I’m more inclined to think that instead of avoiding the drama inherent in difficult conversations, we might we want to accept it. And bring more of an actor’s mindset to them. Now actors like to think about motivation but they also do a lot of rehearsal. And that’s what I encourage people to do with difficult conversations. Play out a few lines of the scene and see how if feels to change what you say or do in any one of a number of ways.

Sometimes your understanding of the situation gains more from trying stuff out and doing things with your body, than engaging in analysis. Generally, it helps to try out some goofy things you wouldn’t normally do, to open up more possibility.

A lot of the time, people are surprised that very simple shifts can change how the conversation feels. Shorter sentences. Little changes of posture or pace. And doing less work and leaving more space to the other person. But you don’t get learning from a theory, you get it by trying, flailing around a little, and then making discoveries.

We put down our clever for a while, and use a bit more of the intelligence and creativity that comes out when we try stuff out, not just talk about it.


According to legend, famed cellist Pablo Casals was asked, at the age of 93, why he continued to practice. He replied, “because I think I’m noticing an improvement.”

Practice is a way of thinking about my work that I find really useful, and there are several layers to it.

In part, it’s about resisting the lure of labelling what I do as either success or failure. That seems to be set me up for anxiety. And if you are paying attention to the the intricacies of how human beings operate, it’s very hard to be sure if today’s success might turn out to be part of tomorrow’s failure, and vice versa. Beyond the labels of good and bad, we get more freedom to think about what’s actually happening.

This is not, however, an invitation to say, “oh well, anything goes”. As Dan Milman repeats in The Way of the Peaceful Warrior, there is never nothing happening. A spirit of practice encourages me to reflect more on how I work, not less.

It also constantly runs through my mind when I notice myself others doing what I call “teaching”. Teaching is ok in its place, but it’s a trance that quickly becomes self-defeating. When someone describes a challenge or problem, people often respond with advice and solutions. I often sense that isn’t really what’s needed.

I often ask myself, instead of explaining things to people can I either embody it more myself, or create an activity from which they might discover their own interpretation of it, or just let them continue to reflect for themselves instead of interrupting their journey with helpful suggestions.

My friend John Wenger makes great related point. Many of life’s skills are processed in parts of our brain that aren’t about information and analysis:

Research indicates that skills based in this part of the brain are best learned through motivation, practice and feedback, rather than simple transfer of information. In other words things that involve the “F” word (feelings) require a transformational learning process. As Emotional Intelligence guru Daniel Goleman, states, “A brief seminar wont’ help, and it can’t be learned through a how-to manual.

In other words, we learn this stuff through seeing others practicing, and by practicing ourselves. Not from a how-to book or seminar.

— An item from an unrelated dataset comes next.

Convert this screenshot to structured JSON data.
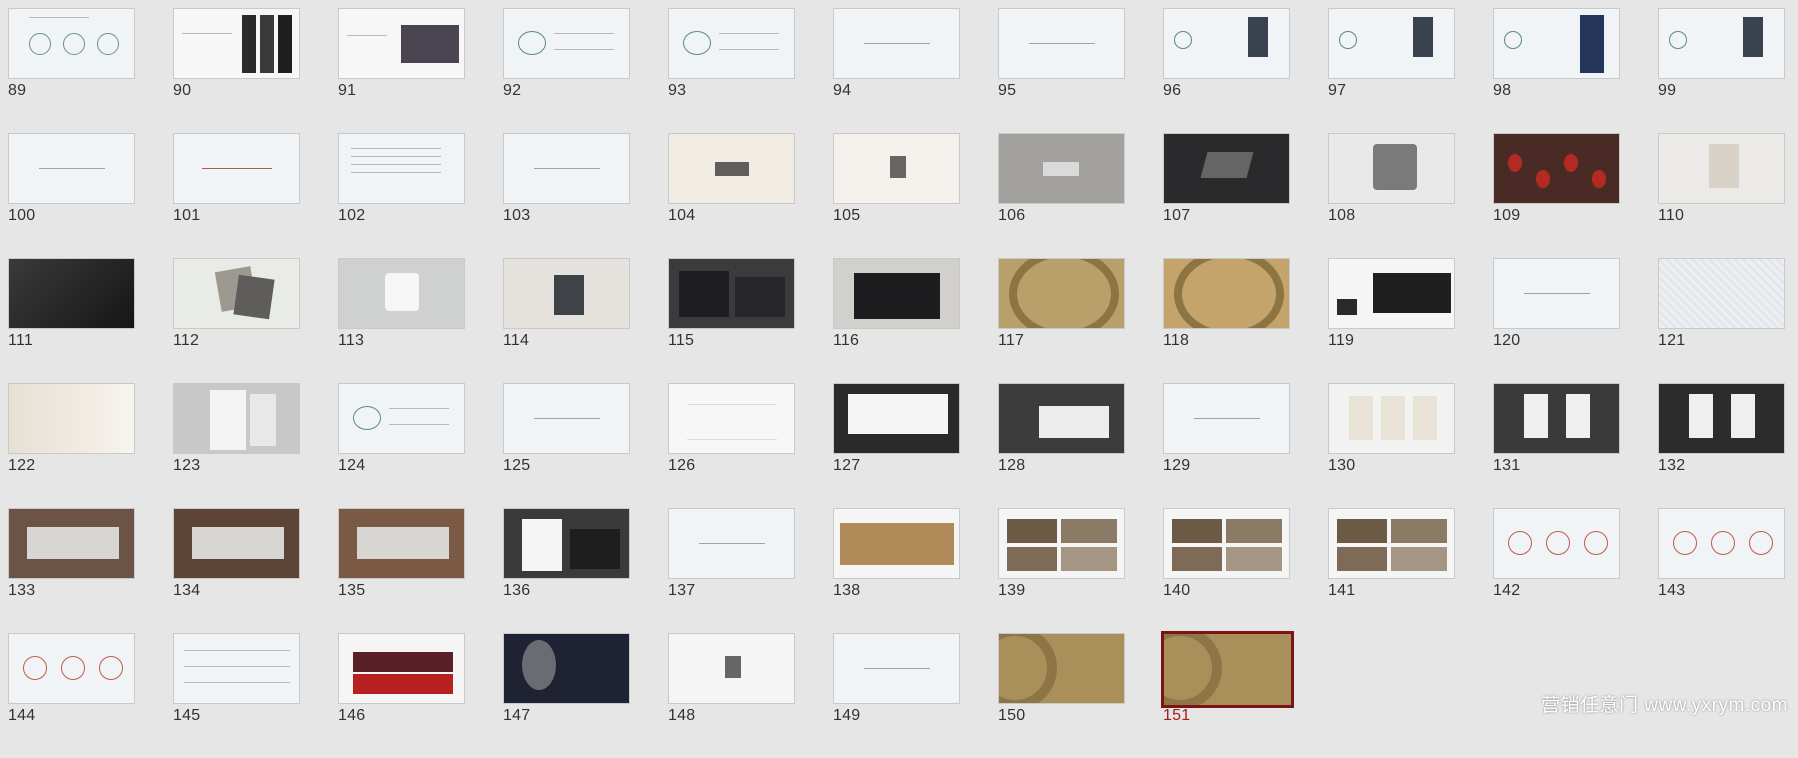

The spirit of practice also crosses the questionable boundary between work and life. I increasingly realise that what I am doing working with groups, I need to get better at doing with myself, on my own. I’m quite adept at noticing when groups get stuck and need changes of pace, process or environment. I now get to practice doing this for myself… paying more attention to when I’ve been staring at screens for too long and need to get out on the bike or in the pool… or just do the washing up.

I am rather thinking that all of life is practice, is we choose to think of it that way.

Viv podcasts

Viv has recorded a podcast with Jessica Tangelder talking about creative facilitation, including a lot about how she I work together.

Of course, I agree with just about all of it; Viv and I have practiced together a lot over the past few years (despite being on opposite sides of the planet). It’s still useful to me to hear Viv articulate it and remind me that there is a reasonably coherent explanation of how I work!